End Wartime Torture in Kachin State and Northern Shan State
Ongoing War Crimes and Crimes Against Humanity, Unmet Humanitarian Needs
This report by Fortify Rights describes the systematic use of torture and other cruel, inhuman, and degrading treatment or punishment (“ill treatment”) of more than 60 civilians by Burmese authorities from June 2011 to April 2014.
For the past three years, Burmese authorities have systematically tortured Kachin civilians perceived to be aligned with the Kachin Independence Army (KIA). Kachin survivors described to Fortify Rights how Burmese authorities tied rope or wire around their necks, hands, and feet. Many were subjected to severe beatings during prolonged interrogation sessions, and some reported having metal rods or bamboo rolled on their shins.
Burmese Army soldiers forced civilian detainees to dig what they were told would be their own graves, before releasing them from custody.
In October 2013, “Maru Seng,” 45, was tied with wire around his neck, hands, and feet, denied food and water, and beaten severely by Burmese Army soldiers. He attempted to escape and was shot in the head by a Burmese Army soldier, only to survive to endure more torture.
“I thought they would kill me,” he told Fortify Rights.

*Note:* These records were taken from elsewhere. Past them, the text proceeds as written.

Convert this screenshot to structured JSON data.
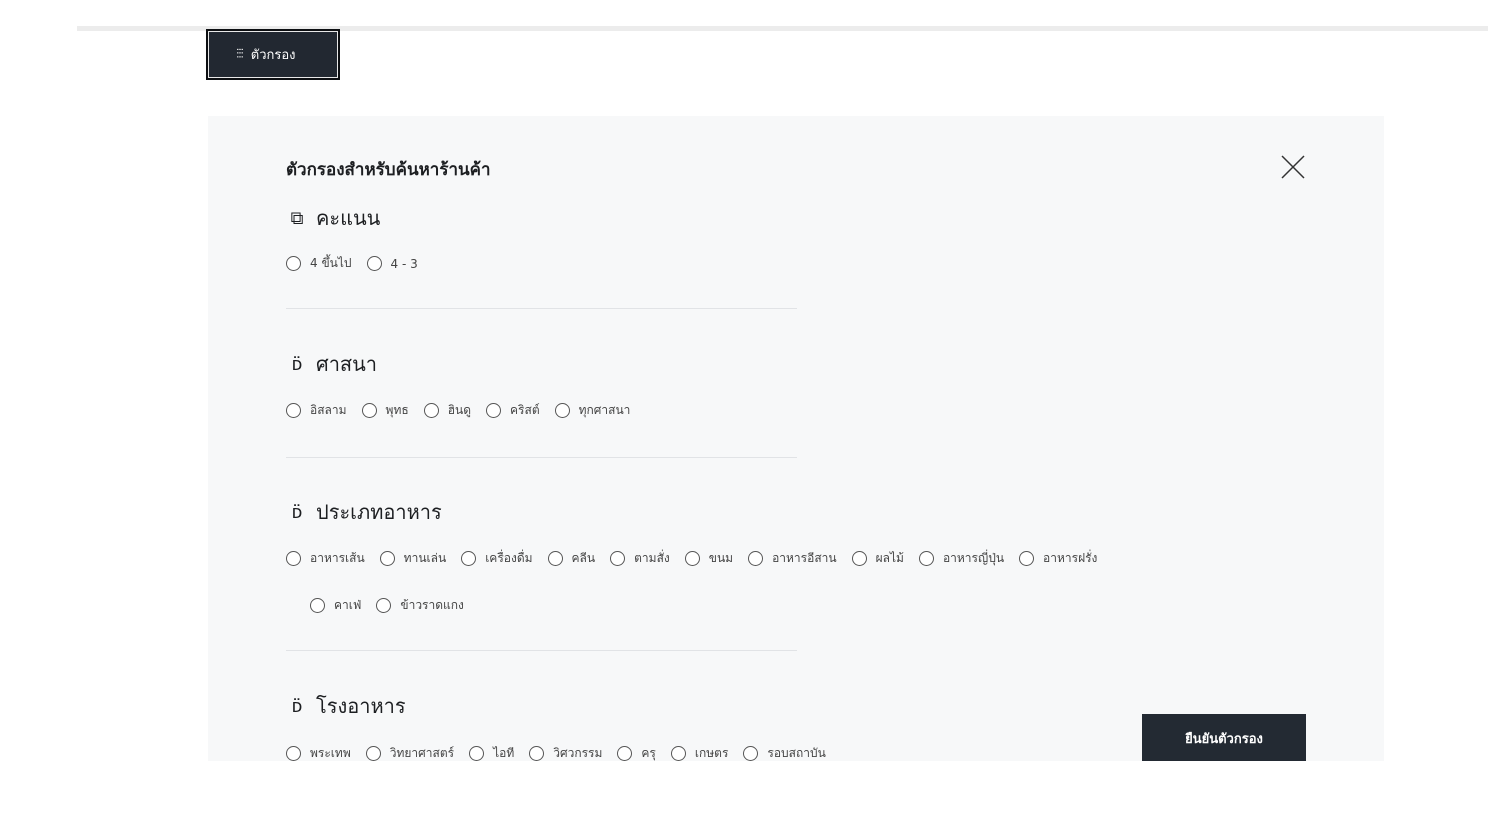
{
  "toolbar": {
    "filter_label": "ตัวกรอง",
    "filter_icon": "sliders-icon"
  },
  "panel": {
    "title": "ตัวกรองสำหรับค้นหาร้านค้า",
    "confirm_label": "ยืนยันตัวกรอง"
  },
  "sections": {
    "rating": {
      "icon": "Ꮚ",
      "title": "คะแนน",
      "options": [
        "4 ขึ้นไป",
        "4 - 3"
      ]
    },
    "religion": {
      "icon": "Ƃ:",
      "title": "ศาสนา",
      "options": [
        "อิสลาม",
        "พุทธ",
        "ฮินดู",
        "คริสต์",
        "ทุกศาสนา"
      ]
    },
    "food_type": {
      "icon": "Ƃ:",
      "title": "ประเภทอาหาร",
      "options": [
        "อาหารเส้น",
        "ทานเล่น",
        "เครื่องดื่ม",
        "คลีน",
        "ตามสั่ง",
        "ขนม",
        "อาหารอีสาน",
        "ผลไม้",
        "อาหารญี่ปุ่น",
        "อาหารฝรั่ง"
      ],
      "options_row2": [
        "คาเฟ่",
        "ข้าวราดแกง"
      ]
    },
    "canteen": {
      "icon": "Ƃ:",
      "title": "โรงอาหาร",
      "options": [
        "พระเทพ",
        "วิทยาศาสตร์",
        "ไอที",
        "วิศวกรรม",
        "ครุ",
        "เกษตร",
        "รอบสถาบัน"
      ]
    }
  }
}
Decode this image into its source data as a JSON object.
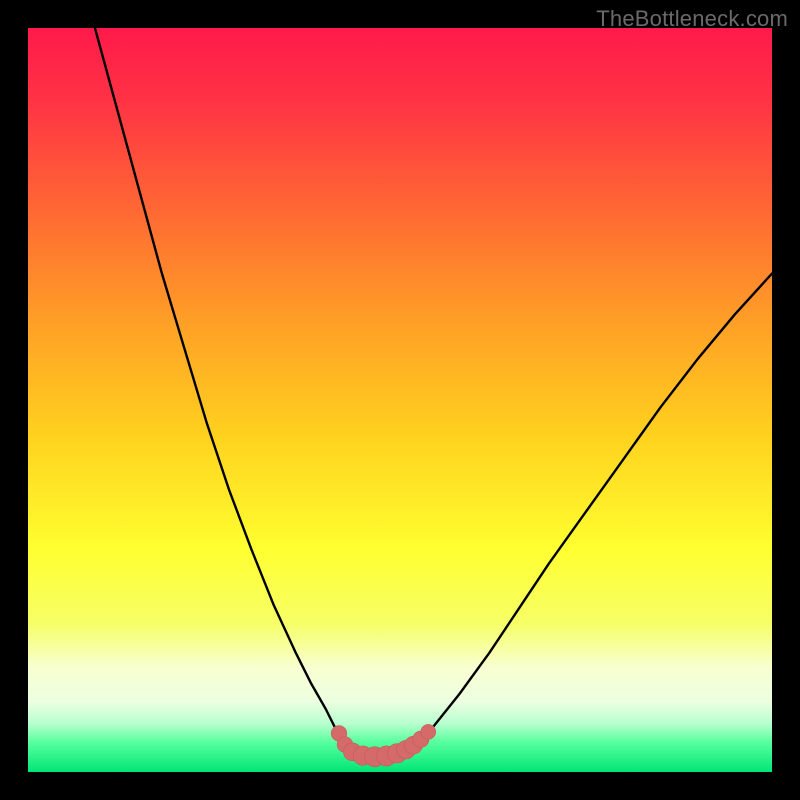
{
  "watermark": "TheBottleneck.com",
  "colors": {
    "black": "#000000",
    "curve": "#000000",
    "marker_fill": "#d46a6a",
    "marker_stroke": "#c85a5a",
    "gradient_stops": [
      {
        "offset": 0.0,
        "color": "#ff1a4b"
      },
      {
        "offset": 0.1,
        "color": "#ff3344"
      },
      {
        "offset": 0.25,
        "color": "#ff6a33"
      },
      {
        "offset": 0.4,
        "color": "#ffa126"
      },
      {
        "offset": 0.55,
        "color": "#ffd21e"
      },
      {
        "offset": 0.7,
        "color": "#ffff30"
      },
      {
        "offset": 0.8,
        "color": "#f6ff66"
      },
      {
        "offset": 0.86,
        "color": "#f8ffd2"
      },
      {
        "offset": 0.905,
        "color": "#ecffe0"
      },
      {
        "offset": 0.935,
        "color": "#b8ffcf"
      },
      {
        "offset": 0.96,
        "color": "#58ff9e"
      },
      {
        "offset": 1.0,
        "color": "#00e676"
      }
    ]
  },
  "chart_data": {
    "type": "line",
    "title": "",
    "xlabel": "",
    "ylabel": "",
    "xlim": [
      0,
      100
    ],
    "ylim": [
      0,
      100
    ],
    "grid": false,
    "legend": false,
    "series": [
      {
        "name": "left-branch",
        "x": [
          9,
          12,
          15,
          18,
          21,
          24,
          27,
          30,
          33,
          36,
          38,
          40,
          41.5,
          42.7
        ],
        "y": [
          100,
          89,
          78,
          67,
          57,
          47,
          38,
          30,
          22.5,
          16,
          12,
          8.5,
          5.5,
          3.2
        ]
      },
      {
        "name": "valley-floor",
        "x": [
          42.7,
          44,
          46,
          48,
          50,
          51.5
        ],
        "y": [
          3.2,
          2.4,
          2.1,
          2.1,
          2.4,
          3.0
        ]
      },
      {
        "name": "right-branch",
        "x": [
          51.5,
          54,
          58,
          62,
          66,
          70,
          75,
          80,
          85,
          90,
          95,
          100
        ],
        "y": [
          3.0,
          5.5,
          10.5,
          16,
          22,
          28,
          35,
          42,
          49,
          55.5,
          61.5,
          67
        ]
      }
    ],
    "markers": {
      "name": "valley-markers",
      "points": [
        {
          "x": 41.8,
          "y": 5.2,
          "r": 1.05
        },
        {
          "x": 42.6,
          "y": 3.7,
          "r": 1.05
        },
        {
          "x": 43.6,
          "y": 2.7,
          "r": 1.2
        },
        {
          "x": 45.0,
          "y": 2.2,
          "r": 1.3
        },
        {
          "x": 46.6,
          "y": 2.05,
          "r": 1.35
        },
        {
          "x": 48.2,
          "y": 2.15,
          "r": 1.35
        },
        {
          "x": 49.6,
          "y": 2.5,
          "r": 1.3
        },
        {
          "x": 50.8,
          "y": 3.0,
          "r": 1.25
        },
        {
          "x": 51.8,
          "y": 3.6,
          "r": 1.2
        },
        {
          "x": 52.8,
          "y": 4.4,
          "r": 1.1
        },
        {
          "x": 53.8,
          "y": 5.4,
          "r": 1.0
        }
      ]
    }
  }
}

Fortify Rights believes that the instances of torture described in “I Thought They Would Kill Me” constitute war crimes and crimes against humanity. Moreover, according to the report, Burmese Army soldiers operated within a permissive environment with respect to the use of torture, and torture appears to have been carried out with the knowledge and consent of senior military officers.